Hihi - I think this depends a little on your intent. If it's fun/hobby, I'd suggest you find an alt community you like and focus there. For me, these are the Cosmos (ATOM/JUNO/OSMO/SCRT) and Rocketpool (RPL) communities. If it's as an investment, first it's important to have clear expectations. Chances are very good - at least 30% - that you will be down one year from now. My suggestions would be to go with ETH or BTC -- these are by far the least volatile (note - least volatile doesn't mean not volatile... this is a little like saying someone swimming in the pool is the least wet). Because gas fees are devastating to small sums of money, I'd probably suggest staying on an exchange. One alternative is to find an exchange that lets you withdraw to an ETH address on L2 (like Arbitrum or Optimism) - there the fees will be more acceptable.
Just about all my ETH is staked. Check out rocketpool.net for a couple of slightly different staking options: - Run minipools - only need 16 ETH + 1.6 ETH-in-RPL to kick off instead of 32 ETH - get 7.5% higher ETH APR (you get your full ETH rewards for your 16ETH, plus a 15% commission on rewards from the pool's 16ETH) - get RPL APR - Buy/mint rETH - can get APR with _any_ amount of ETH. Stay liquid which lets you (A) be responsive if something changes in the market and (B) use it in DeFi. - If you do want liquid staking, please avoid Lido's stETH - they are causing a dangerous amount of centralization in staking (see https://www.coindesk.com/layer2/2022/04/20/is-ethereum-staking-pool-lidos-growth-an-omen-of-centralization/); rocketpool is on the far extreme the other way and takes great pains to push decentralization at many levels.
LTC (kinda BTC's kid brother), SOL (best positioned to take #3 at the moment), ATOM (highest potential gain hub-and-spoke imo), RPL (I suspect this scales with ETH, and perhaps even like leveraged ETH). Also considered XMR, but very wary of regulation if I'm stuck a decade.
It is decentralised. I run a validator from my home. That said, I agree that any POS crypto will definitely not rival bitcoin when it comes to decentralisation.
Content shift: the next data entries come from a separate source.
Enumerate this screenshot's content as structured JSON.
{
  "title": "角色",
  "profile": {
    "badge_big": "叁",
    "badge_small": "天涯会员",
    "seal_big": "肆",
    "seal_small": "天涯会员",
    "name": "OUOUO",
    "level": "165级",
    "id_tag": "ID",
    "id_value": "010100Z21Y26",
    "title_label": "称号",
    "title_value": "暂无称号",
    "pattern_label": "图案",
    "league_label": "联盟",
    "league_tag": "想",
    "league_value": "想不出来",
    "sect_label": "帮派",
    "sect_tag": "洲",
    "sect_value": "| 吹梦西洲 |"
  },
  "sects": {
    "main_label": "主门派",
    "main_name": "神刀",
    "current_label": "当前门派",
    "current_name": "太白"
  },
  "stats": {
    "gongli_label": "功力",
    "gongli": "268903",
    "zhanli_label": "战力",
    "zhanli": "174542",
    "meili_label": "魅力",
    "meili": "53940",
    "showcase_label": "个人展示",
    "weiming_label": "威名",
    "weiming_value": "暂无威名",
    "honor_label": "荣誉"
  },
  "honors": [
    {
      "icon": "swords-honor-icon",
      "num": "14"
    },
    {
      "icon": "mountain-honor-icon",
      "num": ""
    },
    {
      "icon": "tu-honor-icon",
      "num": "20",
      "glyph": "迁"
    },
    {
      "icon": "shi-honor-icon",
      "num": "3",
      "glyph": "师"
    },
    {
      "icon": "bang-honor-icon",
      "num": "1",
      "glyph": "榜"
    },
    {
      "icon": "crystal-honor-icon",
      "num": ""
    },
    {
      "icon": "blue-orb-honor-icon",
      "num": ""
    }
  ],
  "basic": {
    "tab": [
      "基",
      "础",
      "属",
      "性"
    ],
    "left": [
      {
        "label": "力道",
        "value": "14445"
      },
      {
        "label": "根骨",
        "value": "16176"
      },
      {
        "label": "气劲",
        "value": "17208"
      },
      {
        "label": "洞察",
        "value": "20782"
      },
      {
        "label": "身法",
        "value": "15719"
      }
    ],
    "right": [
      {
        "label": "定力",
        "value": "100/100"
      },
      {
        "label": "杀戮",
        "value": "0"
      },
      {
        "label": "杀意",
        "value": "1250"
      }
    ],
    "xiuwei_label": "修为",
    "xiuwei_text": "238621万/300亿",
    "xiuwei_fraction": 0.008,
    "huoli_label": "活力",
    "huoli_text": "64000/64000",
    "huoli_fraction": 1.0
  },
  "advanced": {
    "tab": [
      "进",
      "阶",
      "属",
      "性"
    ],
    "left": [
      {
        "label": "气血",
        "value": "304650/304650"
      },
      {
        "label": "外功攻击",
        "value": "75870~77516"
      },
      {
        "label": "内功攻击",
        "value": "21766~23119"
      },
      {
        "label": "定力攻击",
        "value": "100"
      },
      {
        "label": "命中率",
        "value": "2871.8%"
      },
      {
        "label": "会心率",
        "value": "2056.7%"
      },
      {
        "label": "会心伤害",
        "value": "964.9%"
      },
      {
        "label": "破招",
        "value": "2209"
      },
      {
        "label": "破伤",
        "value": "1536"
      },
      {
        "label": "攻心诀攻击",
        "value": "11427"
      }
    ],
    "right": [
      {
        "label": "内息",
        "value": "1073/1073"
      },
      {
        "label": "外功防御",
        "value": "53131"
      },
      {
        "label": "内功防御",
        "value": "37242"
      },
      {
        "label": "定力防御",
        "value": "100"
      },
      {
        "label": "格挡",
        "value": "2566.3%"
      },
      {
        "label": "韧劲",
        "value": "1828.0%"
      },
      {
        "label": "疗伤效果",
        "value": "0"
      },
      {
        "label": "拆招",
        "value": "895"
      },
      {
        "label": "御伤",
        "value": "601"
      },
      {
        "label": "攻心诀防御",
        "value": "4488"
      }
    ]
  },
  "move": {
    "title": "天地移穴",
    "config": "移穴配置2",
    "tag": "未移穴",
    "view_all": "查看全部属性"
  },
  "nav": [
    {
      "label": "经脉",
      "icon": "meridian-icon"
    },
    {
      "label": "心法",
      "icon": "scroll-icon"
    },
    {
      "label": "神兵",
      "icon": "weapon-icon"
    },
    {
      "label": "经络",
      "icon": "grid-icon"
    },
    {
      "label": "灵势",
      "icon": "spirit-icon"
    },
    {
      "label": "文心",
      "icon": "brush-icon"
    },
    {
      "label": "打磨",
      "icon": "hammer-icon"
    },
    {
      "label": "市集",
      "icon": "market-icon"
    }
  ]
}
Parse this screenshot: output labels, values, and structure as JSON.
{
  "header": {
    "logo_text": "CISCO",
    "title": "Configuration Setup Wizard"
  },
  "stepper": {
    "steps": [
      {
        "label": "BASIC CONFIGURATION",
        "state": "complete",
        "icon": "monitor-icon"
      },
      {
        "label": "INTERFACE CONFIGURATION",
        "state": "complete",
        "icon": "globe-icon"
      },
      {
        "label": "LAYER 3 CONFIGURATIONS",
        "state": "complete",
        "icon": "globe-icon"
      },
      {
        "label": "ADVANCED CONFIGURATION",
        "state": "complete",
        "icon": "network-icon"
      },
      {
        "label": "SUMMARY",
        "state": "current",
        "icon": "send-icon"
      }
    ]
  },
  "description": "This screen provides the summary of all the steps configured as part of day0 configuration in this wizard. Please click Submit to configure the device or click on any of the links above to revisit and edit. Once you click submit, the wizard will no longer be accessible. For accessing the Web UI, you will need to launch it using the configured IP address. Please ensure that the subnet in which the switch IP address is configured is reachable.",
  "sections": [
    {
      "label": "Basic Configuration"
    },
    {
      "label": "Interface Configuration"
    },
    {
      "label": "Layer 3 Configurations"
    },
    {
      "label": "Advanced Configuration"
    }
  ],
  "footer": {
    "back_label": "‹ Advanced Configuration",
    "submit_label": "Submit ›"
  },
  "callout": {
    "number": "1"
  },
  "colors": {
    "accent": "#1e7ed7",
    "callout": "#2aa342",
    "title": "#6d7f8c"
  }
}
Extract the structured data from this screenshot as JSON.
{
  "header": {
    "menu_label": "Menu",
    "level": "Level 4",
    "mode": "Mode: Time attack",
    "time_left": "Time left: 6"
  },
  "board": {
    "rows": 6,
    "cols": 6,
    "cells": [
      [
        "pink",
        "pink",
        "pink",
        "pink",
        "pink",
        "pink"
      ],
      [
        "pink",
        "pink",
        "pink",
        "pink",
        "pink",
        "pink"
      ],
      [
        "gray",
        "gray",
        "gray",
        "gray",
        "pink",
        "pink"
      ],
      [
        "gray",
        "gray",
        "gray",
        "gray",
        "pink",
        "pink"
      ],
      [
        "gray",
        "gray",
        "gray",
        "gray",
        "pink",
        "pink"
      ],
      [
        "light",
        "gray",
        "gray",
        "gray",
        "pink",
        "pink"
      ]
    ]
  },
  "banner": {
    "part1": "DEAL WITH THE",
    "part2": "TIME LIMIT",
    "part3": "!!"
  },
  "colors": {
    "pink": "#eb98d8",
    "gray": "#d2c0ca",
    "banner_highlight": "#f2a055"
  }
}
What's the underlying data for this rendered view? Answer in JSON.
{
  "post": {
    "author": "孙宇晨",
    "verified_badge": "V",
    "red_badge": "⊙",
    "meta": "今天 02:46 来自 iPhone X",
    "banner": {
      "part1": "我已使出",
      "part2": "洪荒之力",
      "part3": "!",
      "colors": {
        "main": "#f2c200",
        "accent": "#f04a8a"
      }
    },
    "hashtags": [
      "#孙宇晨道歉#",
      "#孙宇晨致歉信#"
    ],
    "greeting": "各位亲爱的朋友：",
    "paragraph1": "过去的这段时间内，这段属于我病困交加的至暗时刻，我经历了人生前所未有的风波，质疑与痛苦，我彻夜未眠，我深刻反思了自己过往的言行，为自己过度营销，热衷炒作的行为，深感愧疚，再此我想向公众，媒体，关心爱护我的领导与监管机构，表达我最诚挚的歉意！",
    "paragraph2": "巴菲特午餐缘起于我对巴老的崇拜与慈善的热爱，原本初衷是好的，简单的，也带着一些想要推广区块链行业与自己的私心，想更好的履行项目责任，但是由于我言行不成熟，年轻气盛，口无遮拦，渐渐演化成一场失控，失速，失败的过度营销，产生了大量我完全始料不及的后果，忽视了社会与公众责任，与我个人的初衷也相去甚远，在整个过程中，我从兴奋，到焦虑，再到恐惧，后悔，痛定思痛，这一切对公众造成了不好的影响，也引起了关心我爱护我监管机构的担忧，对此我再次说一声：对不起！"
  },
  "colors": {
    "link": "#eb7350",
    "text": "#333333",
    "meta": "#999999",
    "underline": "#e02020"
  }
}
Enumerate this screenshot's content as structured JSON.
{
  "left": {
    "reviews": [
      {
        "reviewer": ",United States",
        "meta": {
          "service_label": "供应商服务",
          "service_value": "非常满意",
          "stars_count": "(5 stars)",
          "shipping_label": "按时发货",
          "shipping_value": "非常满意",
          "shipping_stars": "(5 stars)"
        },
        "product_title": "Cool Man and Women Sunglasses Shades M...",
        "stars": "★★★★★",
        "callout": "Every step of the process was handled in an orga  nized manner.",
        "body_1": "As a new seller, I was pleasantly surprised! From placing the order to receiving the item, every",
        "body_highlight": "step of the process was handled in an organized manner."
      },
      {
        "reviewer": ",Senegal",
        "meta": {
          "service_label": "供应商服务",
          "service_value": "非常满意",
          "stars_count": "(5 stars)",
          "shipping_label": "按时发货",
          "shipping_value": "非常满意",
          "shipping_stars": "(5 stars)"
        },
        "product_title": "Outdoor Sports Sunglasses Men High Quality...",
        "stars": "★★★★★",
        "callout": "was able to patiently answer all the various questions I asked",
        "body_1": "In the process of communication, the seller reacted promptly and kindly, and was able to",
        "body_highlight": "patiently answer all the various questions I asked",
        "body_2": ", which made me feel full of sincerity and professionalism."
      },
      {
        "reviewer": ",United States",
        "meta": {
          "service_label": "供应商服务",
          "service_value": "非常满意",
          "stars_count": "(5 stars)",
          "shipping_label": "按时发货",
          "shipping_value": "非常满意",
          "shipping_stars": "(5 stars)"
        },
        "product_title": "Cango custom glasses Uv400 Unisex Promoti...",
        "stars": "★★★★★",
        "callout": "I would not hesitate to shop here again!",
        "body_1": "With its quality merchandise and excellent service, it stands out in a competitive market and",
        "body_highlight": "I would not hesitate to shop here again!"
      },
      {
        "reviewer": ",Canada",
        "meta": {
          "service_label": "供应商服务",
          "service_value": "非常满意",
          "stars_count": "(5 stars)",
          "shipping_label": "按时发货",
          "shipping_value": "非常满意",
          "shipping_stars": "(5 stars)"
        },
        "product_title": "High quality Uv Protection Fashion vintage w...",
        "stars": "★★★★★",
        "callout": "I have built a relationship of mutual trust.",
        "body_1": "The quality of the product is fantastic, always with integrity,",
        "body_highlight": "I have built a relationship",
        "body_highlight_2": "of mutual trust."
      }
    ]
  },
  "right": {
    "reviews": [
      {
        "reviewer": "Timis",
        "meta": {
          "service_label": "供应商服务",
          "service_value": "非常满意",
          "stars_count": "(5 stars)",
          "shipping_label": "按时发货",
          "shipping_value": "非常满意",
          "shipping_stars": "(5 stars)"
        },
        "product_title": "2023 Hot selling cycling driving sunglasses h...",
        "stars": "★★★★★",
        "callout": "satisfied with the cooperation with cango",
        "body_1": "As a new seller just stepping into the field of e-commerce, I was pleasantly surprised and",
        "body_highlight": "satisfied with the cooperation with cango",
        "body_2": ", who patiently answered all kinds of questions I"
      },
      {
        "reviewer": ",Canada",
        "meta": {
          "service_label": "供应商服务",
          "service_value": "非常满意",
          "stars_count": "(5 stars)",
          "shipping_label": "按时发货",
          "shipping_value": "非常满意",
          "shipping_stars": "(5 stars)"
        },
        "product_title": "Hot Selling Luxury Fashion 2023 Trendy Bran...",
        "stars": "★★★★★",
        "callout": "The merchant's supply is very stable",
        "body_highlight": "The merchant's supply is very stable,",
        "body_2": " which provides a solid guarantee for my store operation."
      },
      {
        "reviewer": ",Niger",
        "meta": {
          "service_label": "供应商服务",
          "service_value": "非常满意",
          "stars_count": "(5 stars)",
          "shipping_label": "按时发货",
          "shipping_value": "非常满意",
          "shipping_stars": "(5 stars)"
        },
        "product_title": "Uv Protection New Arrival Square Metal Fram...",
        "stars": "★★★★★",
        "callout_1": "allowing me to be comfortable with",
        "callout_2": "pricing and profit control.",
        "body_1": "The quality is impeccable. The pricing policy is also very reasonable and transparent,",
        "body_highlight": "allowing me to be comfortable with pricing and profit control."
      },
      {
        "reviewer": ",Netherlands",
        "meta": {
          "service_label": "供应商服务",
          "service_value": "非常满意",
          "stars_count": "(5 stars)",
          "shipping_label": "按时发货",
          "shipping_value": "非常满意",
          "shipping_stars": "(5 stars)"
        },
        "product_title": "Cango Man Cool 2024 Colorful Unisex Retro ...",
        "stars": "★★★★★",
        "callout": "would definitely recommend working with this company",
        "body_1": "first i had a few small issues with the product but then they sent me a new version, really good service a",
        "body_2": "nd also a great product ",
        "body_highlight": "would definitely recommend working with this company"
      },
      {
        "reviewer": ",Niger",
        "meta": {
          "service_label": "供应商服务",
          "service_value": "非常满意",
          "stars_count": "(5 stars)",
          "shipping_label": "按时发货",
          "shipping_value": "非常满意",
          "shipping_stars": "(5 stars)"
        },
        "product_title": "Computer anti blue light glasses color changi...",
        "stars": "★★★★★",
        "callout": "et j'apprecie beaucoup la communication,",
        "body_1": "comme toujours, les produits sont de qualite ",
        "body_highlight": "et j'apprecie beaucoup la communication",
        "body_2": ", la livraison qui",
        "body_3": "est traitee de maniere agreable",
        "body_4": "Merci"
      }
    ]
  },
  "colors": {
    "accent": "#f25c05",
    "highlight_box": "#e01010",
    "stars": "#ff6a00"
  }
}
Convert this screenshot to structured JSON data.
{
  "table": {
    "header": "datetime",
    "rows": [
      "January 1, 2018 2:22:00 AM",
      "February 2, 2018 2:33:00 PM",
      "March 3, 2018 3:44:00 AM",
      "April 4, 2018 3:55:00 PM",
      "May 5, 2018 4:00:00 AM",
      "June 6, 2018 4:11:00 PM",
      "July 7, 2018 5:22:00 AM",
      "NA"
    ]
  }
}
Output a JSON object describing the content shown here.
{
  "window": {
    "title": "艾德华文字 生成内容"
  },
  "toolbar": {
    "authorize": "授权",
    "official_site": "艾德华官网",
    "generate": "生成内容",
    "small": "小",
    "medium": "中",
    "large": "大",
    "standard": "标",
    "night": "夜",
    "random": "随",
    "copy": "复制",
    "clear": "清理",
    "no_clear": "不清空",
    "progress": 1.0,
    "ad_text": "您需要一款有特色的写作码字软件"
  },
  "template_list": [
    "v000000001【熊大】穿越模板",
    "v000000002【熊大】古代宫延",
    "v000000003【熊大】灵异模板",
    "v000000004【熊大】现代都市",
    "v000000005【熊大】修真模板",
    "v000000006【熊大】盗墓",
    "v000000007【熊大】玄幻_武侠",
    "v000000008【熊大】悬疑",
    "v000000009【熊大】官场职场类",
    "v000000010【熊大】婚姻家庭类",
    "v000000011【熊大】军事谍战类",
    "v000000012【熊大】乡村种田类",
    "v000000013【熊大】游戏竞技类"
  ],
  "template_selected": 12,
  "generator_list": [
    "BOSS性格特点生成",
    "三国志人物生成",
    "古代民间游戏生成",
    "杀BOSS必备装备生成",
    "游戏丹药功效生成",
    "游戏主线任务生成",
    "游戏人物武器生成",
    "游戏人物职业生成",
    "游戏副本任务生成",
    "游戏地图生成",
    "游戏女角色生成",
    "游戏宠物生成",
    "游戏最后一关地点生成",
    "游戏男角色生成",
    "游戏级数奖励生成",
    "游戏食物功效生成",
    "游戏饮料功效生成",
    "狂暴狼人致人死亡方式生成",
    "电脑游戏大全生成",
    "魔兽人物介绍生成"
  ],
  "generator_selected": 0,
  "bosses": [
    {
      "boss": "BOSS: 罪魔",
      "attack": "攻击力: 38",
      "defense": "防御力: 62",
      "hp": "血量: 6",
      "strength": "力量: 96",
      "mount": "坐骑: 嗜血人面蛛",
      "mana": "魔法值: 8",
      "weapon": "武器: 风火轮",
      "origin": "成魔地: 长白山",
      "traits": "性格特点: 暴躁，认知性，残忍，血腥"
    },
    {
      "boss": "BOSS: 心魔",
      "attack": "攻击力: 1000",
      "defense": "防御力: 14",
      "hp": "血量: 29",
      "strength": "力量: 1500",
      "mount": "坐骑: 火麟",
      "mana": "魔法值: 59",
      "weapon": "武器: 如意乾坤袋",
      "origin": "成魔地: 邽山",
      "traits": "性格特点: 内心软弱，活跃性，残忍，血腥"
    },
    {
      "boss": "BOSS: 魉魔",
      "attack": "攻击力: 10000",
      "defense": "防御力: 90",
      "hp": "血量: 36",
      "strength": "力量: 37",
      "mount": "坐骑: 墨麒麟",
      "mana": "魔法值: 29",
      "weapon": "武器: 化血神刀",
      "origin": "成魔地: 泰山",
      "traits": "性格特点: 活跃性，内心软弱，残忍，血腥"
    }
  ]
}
POS makes sense for ethereum because sharding will be necessary for it to scale, but transitioning away from POW is a huge sacrifice. Im impresssed by what’s come out the ethereum ecosystem: dex’s, nft’s, and some tokens like RPL and RNDR. I also really like cosmos and polkadot because these could bridge bitcoin and eth/defi.